Going Wi-Fi to attract
|ONLINE EXTRA: What
is a Wi-Fi? Find out here.
(Above) Photo from intel of their persoinal video
player. Analysts are agog over the personal video
player, or PVP, that chipmaker Intel and ReplayTV maker
SONICblue are working on. Intel will show off several
prototypes of the Walkman-sized PVP, with a 4-inch
screen and storage for more than 10 hours of movies, at
the Las Vegas International Consumer Electronics Show.
Beach to offer high-speed Internet access free for one hour
, Staff writer LONG BEACH Will a free hour of
high-speed wireless Internet access persuade the technologically
savvy to spend their lunch breaks downtown?
City officials hope it will. Long Beach recently began providing
free wireless access on Pine Avenue between First and Fourth streets
and will formally unveil it at 10 a.m. Friday at the Pine Square
"It's just a convenience for business people, travelers or
conventioneers who want to go to (downtown) Long Beach for dining,'
said Chet Yoshizaki, manager of the city's Economic Development
In addition, Yoshizaki said the city plans similar free access
zones at Long Beach Airport and at the Convention Center.
The systems allows users to access the Internet at broadband
speeds by laptops or handheld computers, such as Palm Pilots, using
an increasingly popular standard called Wi-Fi, Yoshizaki said.
Wi-Fi is commonly used to network personal commuters inside homes
and offices. It's also widely used at airports, cafes and other
locations, often for by-the-minute fees.
Wi-Fi adapter cards for laptop PCs are widely available for less
than $70 and many newer laptops come with them installed.
In deference to local business owners worried about Internet
surfers hogging up tables for extended periods of time, Yoshizaki
said users will be able to use the downtown Wi-Fi network for only
an hour a day. Access at the airport and Convention Center will be
Starbucks on Pine Avenue offers Wi-Fi access for T-Mobile
"HotSpot' customers starting at a rate of $2.99 for 15 minutes.
The downtown Wi-Fi service has been available for the past few
days, said Lorenzo Gigliotti, who owns the Long Beach-based Web
development firm G-site. For the project, Gigliotti said his company
"greatly discounted' its normal fees.
Yoshizaki said he hopes the city benefits by attracting visitors,
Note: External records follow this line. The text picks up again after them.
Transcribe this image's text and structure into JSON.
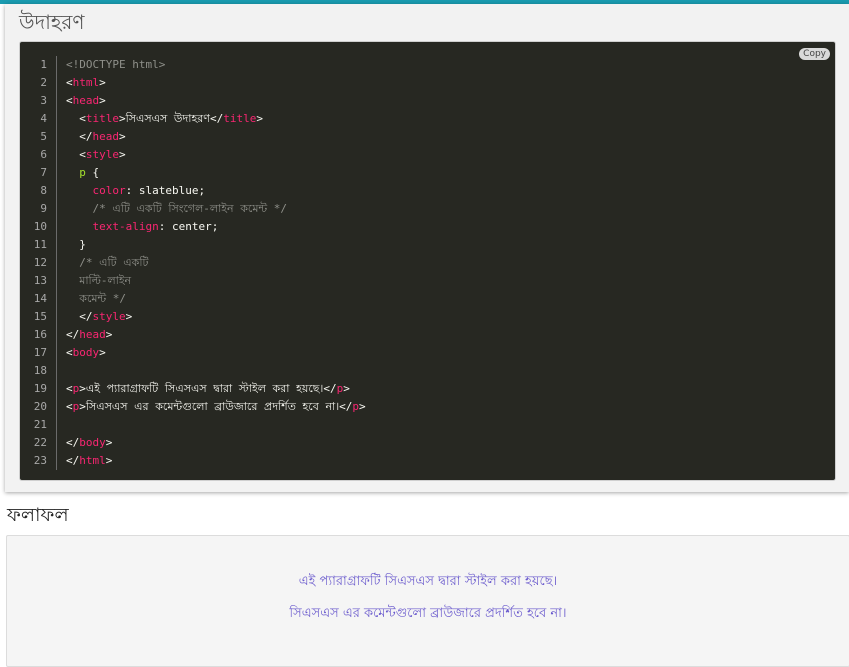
{
  "example": {
    "title": "উদাহরণ",
    "copy_label": "Copy",
    "line_numbers": [
      "1",
      "2",
      "3",
      "4",
      "5",
      "6",
      "7",
      "8",
      "9",
      "10",
      "11",
      "12",
      "13",
      "14",
      "15",
      "16",
      "17",
      "18",
      "19",
      "20",
      "21",
      "22",
      "23"
    ],
    "code": {
      "l1": "<!DOCTYPE html>",
      "l2_tag": "html",
      "l3_tag": "head",
      "l4_tag": "title",
      "l4_text": "সিএসএস উদাহরণ",
      "l5_tag": "head",
      "l6_tag": "style",
      "l7_sel": "p",
      "l8_prop": "color",
      "l8_val": "slateblue;",
      "l9_cmt": "/* এটি একটি সিংগেল-লাইন কমেন্ট */",
      "l10_prop": "text-align",
      "l10_val": "center;",
      "l12_cmt": "/* এটি একটি",
      "l13_cmt": "মাল্টি-লাইন",
      "l14_cmt": "কমেন্ট */",
      "l15_tag": "style",
      "l16_tag": "head",
      "l17_tag": "body",
      "l19_tag": "p",
      "l19_text": "এই প্যারাগ্রাফটি সিএসএস দ্বারা স্টাইল করা হয়ছে।",
      "l20_tag": "p",
      "l20_text": "সিএসএস এর কমেন্টগুলো ব্রাউজারে প্রদর্শিত হবে না।",
      "l22_tag": "body",
      "l23_tag": "html"
    }
  },
  "result": {
    "heading": "ফলাফল",
    "p1": "এই প্যারাগ্রাফটি সিএসএস দ্বারা স্টাইল করা হয়ছে।",
    "p2": "সিএসএস এর কমেন্টগুলো ব্রাউজারে প্রদর্শিত হবে না।"
  },
  "colors": {
    "accent_strip": "#1a9bb0",
    "editor_bg": "#272822",
    "tag": "#f92672",
    "selector": "#a6e22e",
    "comment": "#8f908a",
    "result_text": "#6a5acd"
  }
}
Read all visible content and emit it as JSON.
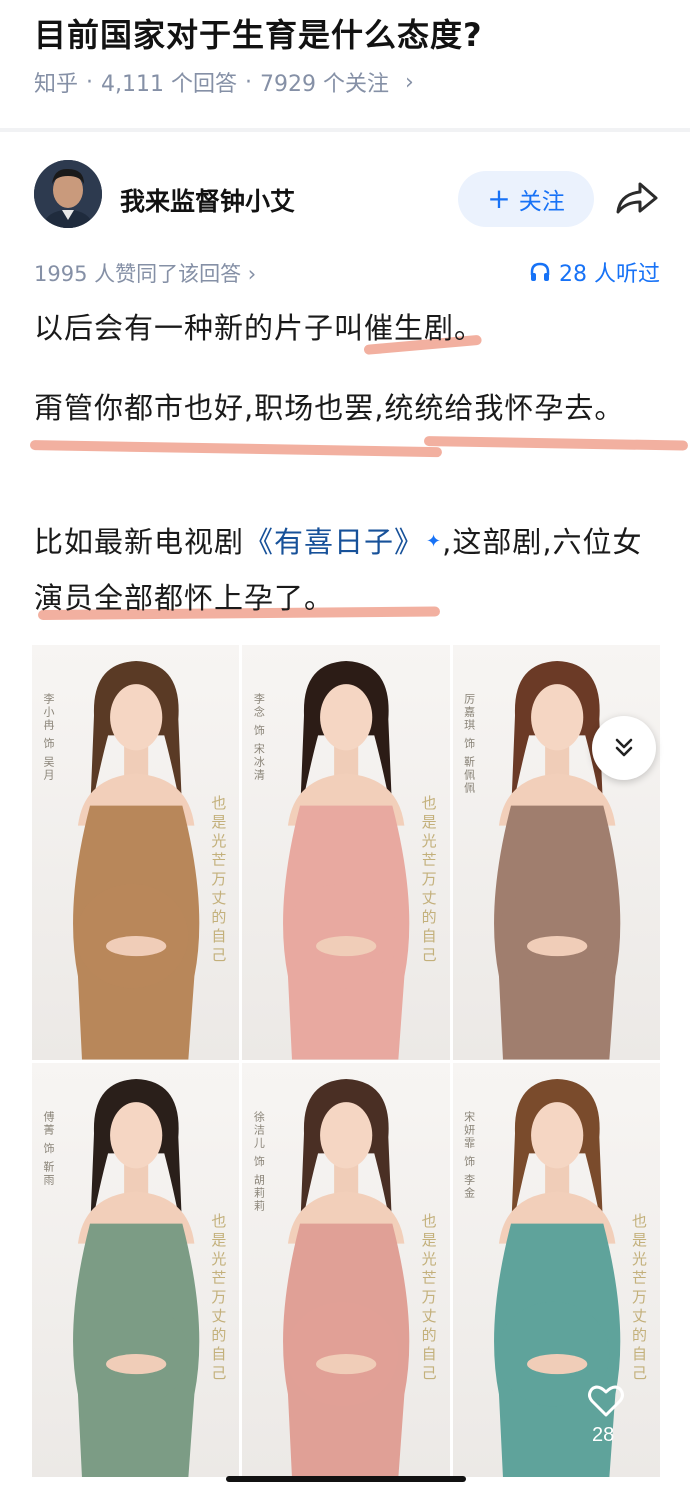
{
  "question": {
    "title": "目前国家对于生育是什么态度?",
    "source": "知乎",
    "sep1": "·",
    "answers": "4,111 个回答",
    "sep2": "·",
    "followers": "7929 个关注",
    "chevron": "›"
  },
  "author": {
    "name": "我来监督钟小艾",
    "follow_plus": "+",
    "follow_label": "关注",
    "share_icon": "share-icon"
  },
  "answer_meta": {
    "upvotes": "1995 人赞同了该回答 ›",
    "listen_icon": "headphones-icon",
    "listeners": "28 人听过"
  },
  "answer": {
    "p1": "以后会有一种新的片子叫催生剧。",
    "p2": "甭管你都市也好,职场也罢,统统给我怀孕去。",
    "p3_prefix": "比如最新电视剧",
    "p3_link": "《有喜日子》",
    "p3_sparkle": "✦",
    "p3_suffix": ",这部剧,六位女演员全部都怀上孕了。",
    "underline_color": "#ee9680"
  },
  "posters": [
    {
      "name": "李小冉 饰 吴月",
      "slogan": "也是光芒万丈的自己",
      "dress": "#b8875a",
      "hair": "#5a3a25"
    },
    {
      "name": "李念 饰 宋冰清",
      "slogan": "也是光芒万丈的自己",
      "dress": "#e8a9a0",
      "hair": "#2c1c16"
    },
    {
      "name": "厉嘉琪 饰 靳佩佩",
      "slogan": "",
      "dress": "#a07e6e",
      "hair": "#6b3a26"
    },
    {
      "name": "傅菁 饰 靳雨",
      "slogan": "也是光芒万丈的自己",
      "dress": "#7c9c85",
      "hair": "#2a1f1a"
    },
    {
      "name": "徐洁儿 饰 胡莉莉",
      "slogan": "也是光芒万丈的自己",
      "dress": "#e0a096",
      "hair": "#4a2f24"
    },
    {
      "name": "宋妍霏 饰 李金",
      "slogan": "也是光芒万丈的自己",
      "dress": "#5fa39b",
      "hair": "#7a4b2c"
    }
  ],
  "overlay": {
    "expand_icon": "chevron-double-down-icon",
    "like_icon": "heart-icon",
    "like_count": "28"
  },
  "colors": {
    "accent": "#1772f6",
    "meta": "#8590a6",
    "link": "#175199"
  }
}
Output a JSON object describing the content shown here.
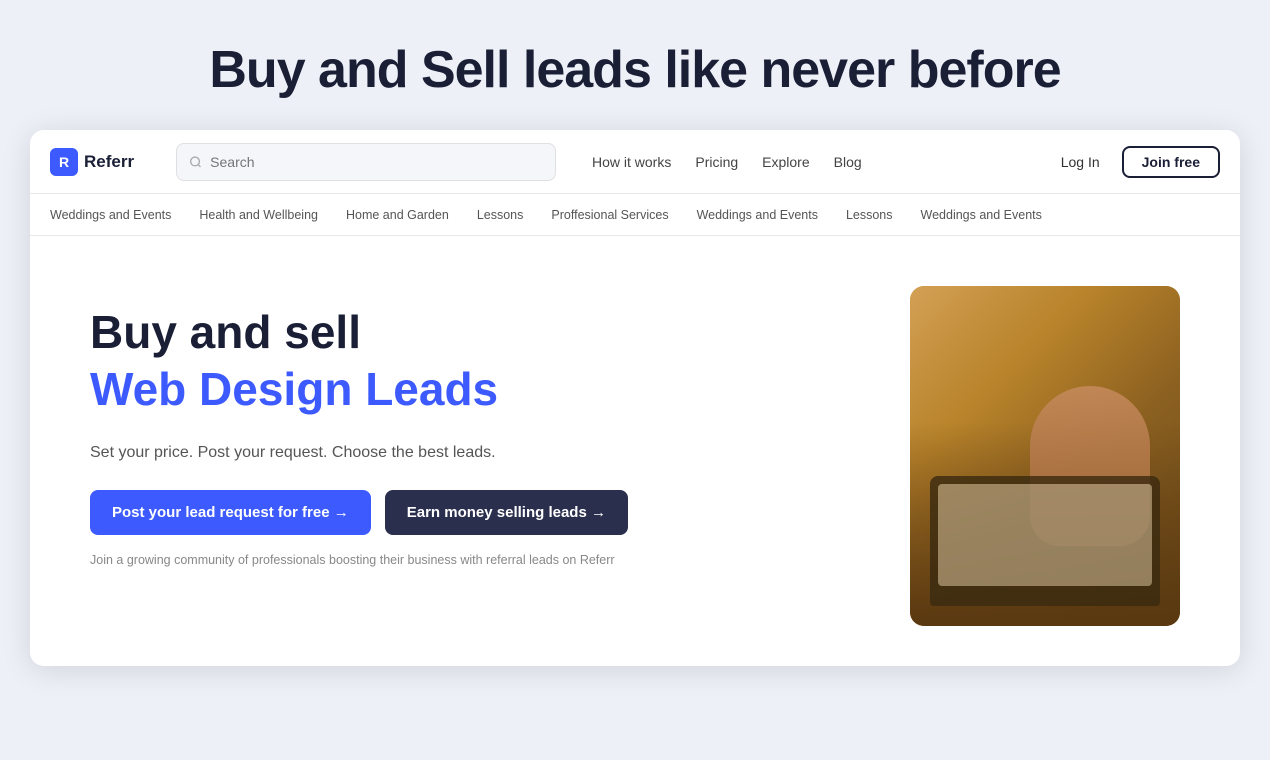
{
  "page": {
    "outer_heading": "Buy and Sell leads like never before"
  },
  "navbar": {
    "logo_text": "Referr",
    "search_placeholder": "Search",
    "links": [
      {
        "label": "How it works",
        "key": "how-it-works"
      },
      {
        "label": "Pricing",
        "key": "pricing"
      },
      {
        "label": "Explore",
        "key": "explore"
      },
      {
        "label": "Blog",
        "key": "blog"
      }
    ],
    "login_label": "Log In",
    "join_label": "Join free"
  },
  "categories": [
    "Weddings and Events",
    "Health and Wellbeing",
    "Home and Garden",
    "Lessons",
    "Proffesional Services",
    "Weddings and Events",
    "Lessons",
    "Weddings and Events"
  ],
  "hero": {
    "title_plain": "Buy and sell",
    "title_blue": "Web Design Leads",
    "subtitle": "Set your price. Post your request. Choose the best leads.",
    "btn_primary": "Post your lead request for free  →",
    "btn_secondary": "Earn money selling leads  →",
    "community_text": "Join a growing community of professionals boosting their business with referral leads on Referr"
  }
}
conventioneers and diners.
Yoshizaki said that most of the equipment and services needed
were donated by private companies, including G-site, Intermec,
Vernier Networks and Color Broadband. He said he expects the city's
annual cost for running the network to be about $4,000.
A log-in page automatically appears after users start their Web
browsers. Users supply their e- mail addresses to log in, which
Gigliotti said are only used for administrative purposes. He said
the companies involved hope to recoup some of their investment
through advertisements on the downtown Web portal he operates, to
which users are automatically taken after logging in.
The Web site will also promote downtown businesses with links to
local news, entertainment and dining, he said.
A growing number of cities are exploring the idea of installing
such networks in downtown areas, include San Francisco, Seattle,
Jacksonville, Fla., and Lodi.
Yoshizaki said the companies involved in providing the access in
Long Beach should benefit from the exposure.
"It's a win for them and a win for us,' he said.